BHA peels are also the preferred option for those with sensitive skin, including skin affected by rosacea. Note that some people with rosacea cannot tolerate salicylic acid. If you have rosacea, consider experimenting with a skin-care product that contains salicylic acid, such as one of Paula's Choice BHA exfoliants, before considering a BHA peel.
TCA PeelsTrichloroacetic acid (TCA) peels (sometimes called Blue Peel)
It is used in concentrations up to 50% are superficial to medium peels and have been around for years with a history of being effective and safe (Source: Dermatologic Clinics, July 2001, pages 413–425). This type of peel can be used for peeling the face, neck, hands, and other areas of the body. It has less bleaching effect than phenol (see below) and is excellent for "spot" peeling of specific areas. TCA peels are best for fine lines but are minimally effective on deeper wrinkling

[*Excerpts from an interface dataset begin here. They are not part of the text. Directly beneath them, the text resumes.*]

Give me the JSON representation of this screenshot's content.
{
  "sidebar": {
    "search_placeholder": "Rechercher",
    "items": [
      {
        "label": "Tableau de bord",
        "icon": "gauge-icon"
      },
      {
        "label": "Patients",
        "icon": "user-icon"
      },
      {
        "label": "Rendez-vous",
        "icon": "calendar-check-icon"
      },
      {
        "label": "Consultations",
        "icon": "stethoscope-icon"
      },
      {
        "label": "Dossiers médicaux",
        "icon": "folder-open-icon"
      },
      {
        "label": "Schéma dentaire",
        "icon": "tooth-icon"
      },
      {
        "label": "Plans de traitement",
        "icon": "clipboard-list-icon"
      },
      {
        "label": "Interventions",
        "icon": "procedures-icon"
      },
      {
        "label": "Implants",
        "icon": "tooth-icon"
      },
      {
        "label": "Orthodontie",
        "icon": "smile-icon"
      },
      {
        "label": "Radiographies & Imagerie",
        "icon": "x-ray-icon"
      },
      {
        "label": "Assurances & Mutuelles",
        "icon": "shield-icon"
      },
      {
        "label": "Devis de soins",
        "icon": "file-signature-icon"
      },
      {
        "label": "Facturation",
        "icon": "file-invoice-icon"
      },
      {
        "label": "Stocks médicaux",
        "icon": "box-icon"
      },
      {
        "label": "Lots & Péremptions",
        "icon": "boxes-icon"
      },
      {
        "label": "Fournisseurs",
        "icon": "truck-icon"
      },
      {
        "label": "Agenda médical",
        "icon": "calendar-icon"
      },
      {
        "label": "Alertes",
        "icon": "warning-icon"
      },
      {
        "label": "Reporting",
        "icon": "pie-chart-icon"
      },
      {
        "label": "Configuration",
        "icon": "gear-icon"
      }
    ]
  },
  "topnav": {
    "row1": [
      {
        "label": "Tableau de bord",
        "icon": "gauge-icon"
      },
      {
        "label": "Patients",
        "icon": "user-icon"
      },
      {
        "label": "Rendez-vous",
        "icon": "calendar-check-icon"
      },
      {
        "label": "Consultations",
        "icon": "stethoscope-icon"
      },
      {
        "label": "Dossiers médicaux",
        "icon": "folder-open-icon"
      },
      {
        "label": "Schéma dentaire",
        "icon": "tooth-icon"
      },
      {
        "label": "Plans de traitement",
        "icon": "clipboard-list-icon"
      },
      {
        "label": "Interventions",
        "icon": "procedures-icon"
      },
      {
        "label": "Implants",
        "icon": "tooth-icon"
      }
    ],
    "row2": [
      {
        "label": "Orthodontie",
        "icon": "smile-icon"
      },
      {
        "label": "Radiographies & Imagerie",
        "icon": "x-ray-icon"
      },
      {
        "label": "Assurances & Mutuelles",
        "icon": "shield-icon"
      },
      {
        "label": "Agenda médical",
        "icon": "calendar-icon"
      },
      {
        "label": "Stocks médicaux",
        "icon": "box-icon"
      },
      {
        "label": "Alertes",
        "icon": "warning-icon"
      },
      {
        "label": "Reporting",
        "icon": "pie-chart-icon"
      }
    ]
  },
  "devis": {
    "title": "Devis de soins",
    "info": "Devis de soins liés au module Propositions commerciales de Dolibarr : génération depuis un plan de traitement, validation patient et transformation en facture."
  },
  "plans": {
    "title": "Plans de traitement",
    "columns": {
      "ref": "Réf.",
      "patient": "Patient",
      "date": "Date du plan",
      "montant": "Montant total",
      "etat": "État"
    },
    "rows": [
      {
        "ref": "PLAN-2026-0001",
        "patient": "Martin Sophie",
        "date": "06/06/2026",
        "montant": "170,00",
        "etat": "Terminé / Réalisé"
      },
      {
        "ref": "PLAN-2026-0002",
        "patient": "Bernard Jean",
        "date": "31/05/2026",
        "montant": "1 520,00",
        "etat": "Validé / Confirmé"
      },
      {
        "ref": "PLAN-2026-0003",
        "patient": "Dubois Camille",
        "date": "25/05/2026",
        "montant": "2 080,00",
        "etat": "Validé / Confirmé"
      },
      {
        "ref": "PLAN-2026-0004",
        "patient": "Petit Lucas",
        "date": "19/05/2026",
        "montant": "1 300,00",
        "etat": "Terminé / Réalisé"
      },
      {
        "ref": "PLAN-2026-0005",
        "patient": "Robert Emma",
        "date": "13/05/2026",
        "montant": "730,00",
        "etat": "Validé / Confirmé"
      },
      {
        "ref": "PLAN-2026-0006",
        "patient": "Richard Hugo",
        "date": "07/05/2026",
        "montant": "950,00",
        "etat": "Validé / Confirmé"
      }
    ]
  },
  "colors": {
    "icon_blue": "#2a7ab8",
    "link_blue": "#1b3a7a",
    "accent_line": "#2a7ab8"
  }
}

Jessner's peel is a medium-depth peel containing 14% salicylic acid, 14% lactic acid, and 14% resorcinol. Though considered effective and easy to use, there is little research on this method. We do know this peel becomes stronger as more layers are applied. The amount of resorcinol in this peel makes it more irritating than AHA or BHA peels, and it is generally not recommended for those with dark skin tones due to the risk of resorcinol causing post-inflammatory hyperpigmentation